# INFORMATION SUPPLIED:
[Start of section]
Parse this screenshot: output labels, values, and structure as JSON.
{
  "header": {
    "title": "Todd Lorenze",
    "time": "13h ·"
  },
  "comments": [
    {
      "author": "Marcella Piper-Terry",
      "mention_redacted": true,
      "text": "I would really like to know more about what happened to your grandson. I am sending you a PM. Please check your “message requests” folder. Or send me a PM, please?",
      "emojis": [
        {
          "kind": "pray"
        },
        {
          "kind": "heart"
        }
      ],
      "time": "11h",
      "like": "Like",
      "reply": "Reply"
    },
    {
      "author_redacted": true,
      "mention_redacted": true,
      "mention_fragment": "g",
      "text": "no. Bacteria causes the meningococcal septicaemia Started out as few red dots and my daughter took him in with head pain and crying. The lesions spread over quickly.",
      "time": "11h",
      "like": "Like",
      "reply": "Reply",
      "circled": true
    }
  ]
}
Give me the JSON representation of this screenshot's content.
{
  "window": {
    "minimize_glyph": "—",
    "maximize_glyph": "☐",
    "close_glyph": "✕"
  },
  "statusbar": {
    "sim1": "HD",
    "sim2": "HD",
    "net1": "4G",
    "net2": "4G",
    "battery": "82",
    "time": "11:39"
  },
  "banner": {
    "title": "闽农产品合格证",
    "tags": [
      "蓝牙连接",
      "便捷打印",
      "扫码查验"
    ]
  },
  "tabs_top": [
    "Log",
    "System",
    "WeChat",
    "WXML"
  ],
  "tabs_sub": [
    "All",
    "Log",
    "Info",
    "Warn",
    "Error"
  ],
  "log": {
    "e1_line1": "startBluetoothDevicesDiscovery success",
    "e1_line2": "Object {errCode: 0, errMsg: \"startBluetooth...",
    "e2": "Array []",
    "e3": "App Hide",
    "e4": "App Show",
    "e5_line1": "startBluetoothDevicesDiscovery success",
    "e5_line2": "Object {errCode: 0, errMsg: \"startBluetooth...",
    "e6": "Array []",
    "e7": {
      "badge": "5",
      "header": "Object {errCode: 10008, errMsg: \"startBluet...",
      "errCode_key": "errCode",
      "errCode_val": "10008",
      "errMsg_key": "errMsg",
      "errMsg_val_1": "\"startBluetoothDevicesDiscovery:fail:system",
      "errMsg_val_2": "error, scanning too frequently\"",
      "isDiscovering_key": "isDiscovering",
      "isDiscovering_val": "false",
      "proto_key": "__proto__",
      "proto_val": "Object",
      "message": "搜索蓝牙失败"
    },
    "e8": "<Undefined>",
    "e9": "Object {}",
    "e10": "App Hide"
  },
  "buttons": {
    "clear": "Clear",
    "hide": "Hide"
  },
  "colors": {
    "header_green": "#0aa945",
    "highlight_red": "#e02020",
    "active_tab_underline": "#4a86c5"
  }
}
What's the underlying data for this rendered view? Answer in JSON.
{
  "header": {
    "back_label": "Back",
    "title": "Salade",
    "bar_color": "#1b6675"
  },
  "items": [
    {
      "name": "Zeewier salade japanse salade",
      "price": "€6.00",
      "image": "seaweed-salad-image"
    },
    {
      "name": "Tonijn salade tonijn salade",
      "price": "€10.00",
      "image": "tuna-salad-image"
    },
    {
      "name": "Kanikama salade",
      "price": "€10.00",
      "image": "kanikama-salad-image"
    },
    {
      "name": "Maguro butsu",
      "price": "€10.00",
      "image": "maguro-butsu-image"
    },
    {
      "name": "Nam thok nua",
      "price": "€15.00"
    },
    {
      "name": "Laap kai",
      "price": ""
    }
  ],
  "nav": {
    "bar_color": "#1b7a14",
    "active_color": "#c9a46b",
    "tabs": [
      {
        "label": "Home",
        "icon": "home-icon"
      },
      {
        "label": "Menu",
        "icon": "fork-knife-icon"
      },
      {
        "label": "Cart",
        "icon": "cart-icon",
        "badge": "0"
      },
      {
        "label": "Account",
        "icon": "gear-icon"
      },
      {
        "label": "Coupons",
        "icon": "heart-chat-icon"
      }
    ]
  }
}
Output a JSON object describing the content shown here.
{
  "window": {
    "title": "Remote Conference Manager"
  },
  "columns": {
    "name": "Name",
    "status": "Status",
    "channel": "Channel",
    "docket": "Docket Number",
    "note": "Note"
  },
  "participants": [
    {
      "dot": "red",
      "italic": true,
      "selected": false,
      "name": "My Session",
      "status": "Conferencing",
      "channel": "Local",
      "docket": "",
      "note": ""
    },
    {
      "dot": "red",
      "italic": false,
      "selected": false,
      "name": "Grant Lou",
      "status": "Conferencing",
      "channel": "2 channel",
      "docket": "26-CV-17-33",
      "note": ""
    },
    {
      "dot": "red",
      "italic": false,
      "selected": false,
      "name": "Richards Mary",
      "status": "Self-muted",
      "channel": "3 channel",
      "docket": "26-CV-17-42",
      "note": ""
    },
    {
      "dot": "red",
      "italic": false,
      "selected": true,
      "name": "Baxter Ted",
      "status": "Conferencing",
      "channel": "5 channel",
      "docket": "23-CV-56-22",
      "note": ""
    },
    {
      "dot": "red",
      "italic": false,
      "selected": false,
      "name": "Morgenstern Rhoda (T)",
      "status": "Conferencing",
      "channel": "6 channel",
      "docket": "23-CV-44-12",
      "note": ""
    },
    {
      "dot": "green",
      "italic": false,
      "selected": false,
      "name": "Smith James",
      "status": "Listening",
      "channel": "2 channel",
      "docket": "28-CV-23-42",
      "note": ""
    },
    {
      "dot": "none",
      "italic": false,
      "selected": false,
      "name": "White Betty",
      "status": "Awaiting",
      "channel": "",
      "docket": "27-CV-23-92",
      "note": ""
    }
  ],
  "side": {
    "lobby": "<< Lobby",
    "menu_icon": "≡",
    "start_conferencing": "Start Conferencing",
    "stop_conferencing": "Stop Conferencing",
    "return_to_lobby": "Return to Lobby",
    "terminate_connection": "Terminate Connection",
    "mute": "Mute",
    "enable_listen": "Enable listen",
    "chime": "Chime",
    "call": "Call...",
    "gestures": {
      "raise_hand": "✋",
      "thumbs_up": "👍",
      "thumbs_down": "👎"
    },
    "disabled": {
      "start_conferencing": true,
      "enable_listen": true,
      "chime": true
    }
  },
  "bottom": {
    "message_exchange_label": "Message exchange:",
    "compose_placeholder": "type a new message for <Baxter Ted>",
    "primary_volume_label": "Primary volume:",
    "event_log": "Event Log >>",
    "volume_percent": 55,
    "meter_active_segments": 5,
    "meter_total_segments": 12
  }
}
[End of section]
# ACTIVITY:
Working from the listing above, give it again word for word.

# SOLUTION TO THIS EXERCISE:
Parse this screenshot: output labels, values, and structure as JSON.
{
  "header": {
    "title": "Todd Lorenze",
    "time": "13h ·"
  },
  "comments": [
    {
      "author": "Marcella Piper-Terry",
      "mention_redacted": true,
      "text": "I would really like to know more about what happened to your grandson. I am sending you a PM. Please check your “message requests” folder. Or send me a PM, please?",
      "emojis": [
        {
          "kind": "pray"
        },
        {
          "kind": "heart"
        }
      ],
      "time": "11h",
      "like": "Like",
      "reply": "Reply"
    },
    {
      "author_redacted": true,
      "mention_redacted": true,
      "mention_fragment": "g",
      "text": "no. Bacteria causes the meningococcal septicaemia Started out as few red dots and my daughter took him in with head pain and crying. The lesions spread over quickly.",
      "time": "11h",
      "like": "Like",
      "reply": "Reply",
      "circled": true
    }
  ]
}
Give me the JSON representation of this screenshot's content.
{
  "window": {
    "minimize_glyph": "—",
    "maximize_glyph": "☐",
    "close_glyph": "✕"
  },
  "statusbar": {
    "sim1": "HD",
    "sim2": "HD",
    "net1": "4G",
    "net2": "4G",
    "battery": "82",
    "time": "11:39"
  },
  "banner": {
    "title": "闽农产品合格证",
    "tags": [
      "蓝牙连接",
      "便捷打印",
      "扫码查验"
    ]
  },
  "tabs_top": [
    "Log",
    "System",
    "WeChat",
    "WXML"
  ],
  "tabs_sub": [
    "All",
    "Log",
    "Info",
    "Warn",
    "Error"
  ],
  "log": {
    "e1_line1": "startBluetoothDevicesDiscovery success",
    "e1_line2": "Object {errCode: 0, errMsg: \"startBluetooth...",
    "e2": "Array []",
    "e3": "App Hide",
    "e4": "App Show",
    "e5_line1": "startBluetoothDevicesDiscovery success",
    "e5_line2": "Object {errCode: 0, errMsg: \"startBluetooth...",
    "e6": "Array []",
    "e7": {
      "badge": "5",
      "header": "Object {errCode: 10008, errMsg: \"startBluet...",
      "errCode_key": "errCode",
      "errCode_val": "10008",
      "errMsg_key": "errMsg",
      "errMsg_val_1": "\"startBluetoothDevicesDiscovery:fail:system",
      "errMsg_val_2": "error, scanning too frequently\"",
      "isDiscovering_key": "isDiscovering",
      "isDiscovering_val": "false",
      "proto_key": "__proto__",
      "proto_val": "Object",
      "message": "搜索蓝牙失败"
    },
    "e8": "<Undefined>",
    "e9": "Object {}",
    "e10": "App Hide"
  },
  "buttons": {
    "clear": "Clear",
    "hide": "Hide"
  },
  "colors": {
    "header_green": "#0aa945",
    "highlight_red": "#e02020",
    "active_tab_underline": "#4a86c5"
  }
}
What's the underlying data for this rendered view? Answer in JSON.
{
  "header": {
    "back_label": "Back",
    "title": "Salade",
    "bar_color": "#1b6675"
  },
  "items": [
    {
      "name": "Zeewier salade japanse salade",
      "price": "€6.00",
      "image": "seaweed-salad-image"
    },
    {
      "name": "Tonijn salade tonijn salade",
      "price": "€10.00",
      "image": "tuna-salad-image"
    },
    {
      "name": "Kanikama salade",
      "price": "€10.00",
      "image": "kanikama-salad-image"
    },
    {
      "name": "Maguro butsu",
      "price": "€10.00",
      "image": "maguro-butsu-image"
    },
    {
      "name": "Nam thok nua",
      "price": "€15.00"
    },
    {
      "name": "Laap kai",
      "price": ""
    }
  ],
  "nav": {
    "bar_color": "#1b7a14",
    "active_color": "#c9a46b",
    "tabs": [
      {
        "label": "Home",
        "icon": "home-icon"
      },
      {
        "label": "Menu",
        "icon": "fork-knife-icon"
      },
      {
        "label": "Cart",
        "icon": "cart-icon",
        "badge": "0"
      },
      {
        "label": "Account",
        "icon": "gear-icon"
      },
      {
        "label": "Coupons",
        "icon": "heart-chat-icon"
      }
    ]
  }
}
Output a JSON object describing the content shown here.
{
  "window": {
    "title": "Remote Conference Manager"
  },
  "columns": {
    "name": "Name",
    "status": "Status",
    "channel": "Channel",
    "docket": "Docket Number",
    "note": "Note"
  },
  "participants": [
    {
      "dot": "red",
      "italic": true,
      "selected": false,
      "name": "My Session",
      "status": "Conferencing",
      "channel": "Local",
      "docket": "",
      "note": ""
    },
    {
      "dot": "red",
      "italic": false,
      "selected": false,
      "name": "Grant Lou",
      "status": "Conferencing",
      "channel": "2 channel",
      "docket": "26-CV-17-33",
      "note": ""
    },
    {
      "dot": "red",
      "italic": false,
      "selected": false,
      "name": "Richards Mary",
      "status": "Self-muted",
      "channel": "3 channel",
      "docket": "26-CV-17-42",
      "note": ""
    },
    {
      "dot": "red",
      "italic": false,
      "selected": true,
      "name": "Baxter Ted",
      "status": "Conferencing",
      "channel": "5 channel",
      "docket": "23-CV-56-22",
      "note": ""
    },
    {
      "dot": "red",
      "italic": false,
      "selected": false,
      "name": "Morgenstern Rhoda (T)",
      "status": "Conferencing",
      "channel": "6 channel",
      "docket": "23-CV-44-12",
      "note": ""
    },
    {
      "dot": "green",
      "italic": false,
      "selected": false,
      "name": "Smith James",
      "status": "Listening",
      "channel": "2 channel",
      "docket": "28-CV-23-42",
      "note": ""
    },
    {
      "dot": "none",
      "italic": false,
      "selected": false,
      "name": "White Betty",
      "status": "Awaiting",
      "channel": "",
      "docket": "27-CV-23-92",
      "note": ""
    }
  ],
  "side": {
    "lobby": "<< Lobby",
    "menu_icon": "≡",
    "start_conferencing": "Start Conferencing",
    "stop_conferencing": "Stop Conferencing",
    "return_to_lobby": "Return to Lobby",
    "terminate_connection": "Terminate Connection",
    "mute": "Mute",
    "enable_listen": "Enable listen",
    "chime": "Chime",
    "call": "Call...",
    "gestures": {
      "raise_hand": "✋",
      "thumbs_up": "👍",
      "thumbs_down": "👎"
    },
    "disabled": {
      "start_conferencing": true,
      "enable_listen": true,
      "chime": true
    }
  },
  "bottom": {
    "message_exchange_label": "Message exchange:",
    "compose_placeholder": "type a new message for <Baxter Ted>",
    "primary_volume_label": "Primary volume:",
    "event_log": "Event Log >>",
    "volume_percent": 55,
    "meter_active_segments": 5,
    "meter_total_segments": 12
  }
}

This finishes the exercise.